Courtesy of Bernard Picton, Encyclopedia of Marine Life of Britain and Ireland, CC-BY-NC-SA


About Dictyoceratid Sponges (Order Dictyoceratida): Skeleton

Dictyoceratid sponges do not have the usual mineral spicules (rod-like structures that make up many sponge skeletons). Instead they are made entirely of elastic spongin (protein) fibers organized into networks. This makes their bodies tough and flexible. They are easy to squish, but hard to tear. The surface of their body is typically raised up in little cone-shaped points, making it look like they have goosebumps. The bumps are actually projections from the underlying skeletal fibers, and in some species the bumps are expanded into an armor-like covering. Dictyoceratids have the habit of incorporating debris (such as sand grains or spicules shed by other sponges) into their skeletons, making them harder.

Colorful sponges may be advertising toxicity (Clathrina clathrus)
Courtesy of Bernard Picton, Encyclopedia of Marine Life of Britain and Ireland, CC-BY-NC-SA


About Sponges (Phylum Porifera): Defense

Because sponges cannot move quickly, they need ways to defend against predators other than fleeing. Some sponges have sharp skeleton parts (spicules) that protrude from their bodies and are also shed to make a spiny carpet around them. Chemical defenses are critical for sponges, too. Their bodies contain a range of chemicals that can make them bad-tasting or even poisonous to predators. Some of the chemicals are produced by microscopic organisms (such as bacteria and fungi) that colonize them. Both the sponge and the microbe get something out of such mutualism, with the sponge providing a home and nutrients for the microbe and the microbe working with the sponge to make defensive chemicals. Humans may benefit from this relationship as well, because many chemicals isolated from sponges have anti-cancer and anti-bacterial properties.
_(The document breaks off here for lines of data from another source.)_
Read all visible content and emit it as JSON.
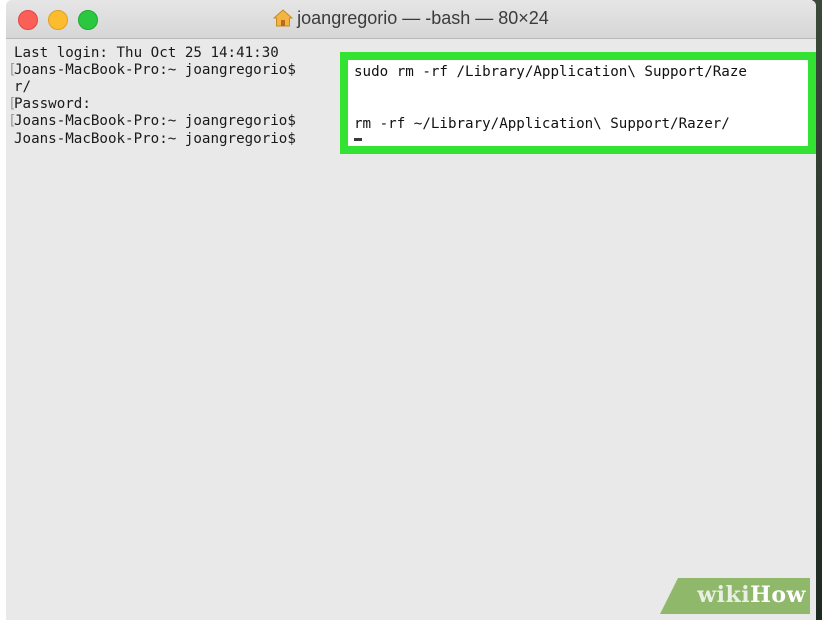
{
  "window": {
    "title": "joangregorio — -bash — 80×24",
    "title_icon": "home-icon",
    "traffic_lights": {
      "close": "#fc5f57",
      "minimize": "#fdbc2e",
      "maximize": "#29c840"
    }
  },
  "terminal": {
    "background": "#e9e9e9",
    "lines": [
      "Last login: Thu Oct 25 14:41:30",
      "Joans-MacBook-Pro:~ joangregorio$",
      "r/",
      "Password:",
      "Joans-MacBook-Pro:~ joangregorio$",
      "Joans-MacBook-Pro:~ joangregorio$"
    ]
  },
  "highlight": {
    "border_color": "#34e234",
    "command_1": "sudo rm -rf /Library/Application\\ Support/Raze",
    "command_2": "rm -rf ~/Library/Application\\ Support/Razer/"
  },
  "watermark": {
    "part1": "wiki",
    "part2": "How"
  }
}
Scientists are isolating specific chemicals from sponges to create life-saving drugs such as the anti-cancer Ara-C.